### Aim of the task
Before repeating the entries below, strip out every picture and keep all else as it is.

**** Data provided

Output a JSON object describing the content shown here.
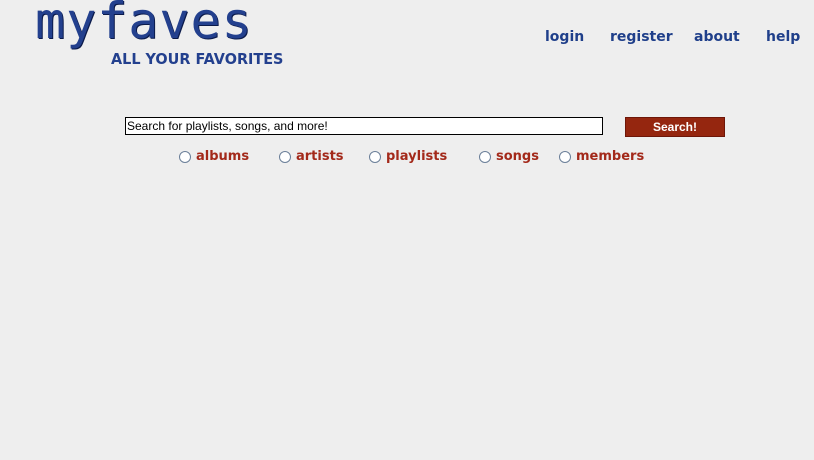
{
  "logo": {
    "name": "myfaves",
    "tagline": "ALL YOUR FAVORITES"
  },
  "nav": {
    "login": "login",
    "register": "register",
    "about": "about",
    "help": "help"
  },
  "search": {
    "value": "Search for playlists, songs, and more!",
    "button_label": "Search!"
  },
  "scopes": [
    {
      "label": "albums",
      "selected": false
    },
    {
      "label": "artists",
      "selected": false
    },
    {
      "label": "playlists",
      "selected": false
    },
    {
      "label": "songs",
      "selected": false
    },
    {
      "label": "members",
      "selected": false
    }
  ],
  "colors": {
    "background": "#eeeeee",
    "brand_blue": "#23408e",
    "nav_blue": "#1f3f8a",
    "accent_red": "#a3291a",
    "button_red": "#95260f"
  }
}
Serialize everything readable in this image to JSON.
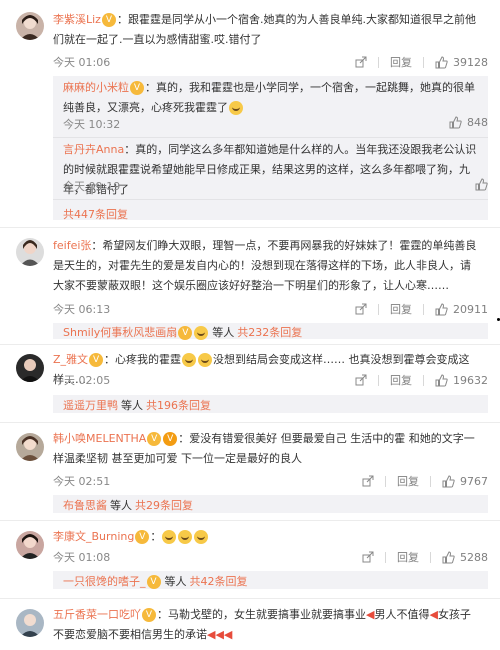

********

### Task output
Output a JSON object describing the content shown here.
{
  "logo": {
    "name": "myfaves",
    "tagline": "ALL YOUR FAVORITES"
  },
  "nav": {
    "login": "login",
    "register": "register",
    "about": "about",
    "help": "help"
  },
  "search": {
    "value": "Search for playlists, songs, and more!",
    "button_label": "Search!"
  },
  "scopes": [
    {
      "label": "albums",
      "selected": false
    },
    {
      "label": "artists",
      "selected": false
    },
    {
      "label": "playlists",
      "selected": false
    },
    {
      "label": "songs",
      "selected": false
    },
    {
      "label": "members",
      "selected": false
    }
  ],
  "colors": {
    "background": "#eeeeee",
    "brand_blue": "#23408e",
    "nav_blue": "#1f3f8a",
    "accent_red": "#a3291a",
    "button_red": "#95260f"
  }
}
Serialize everything readable in this image to JSON.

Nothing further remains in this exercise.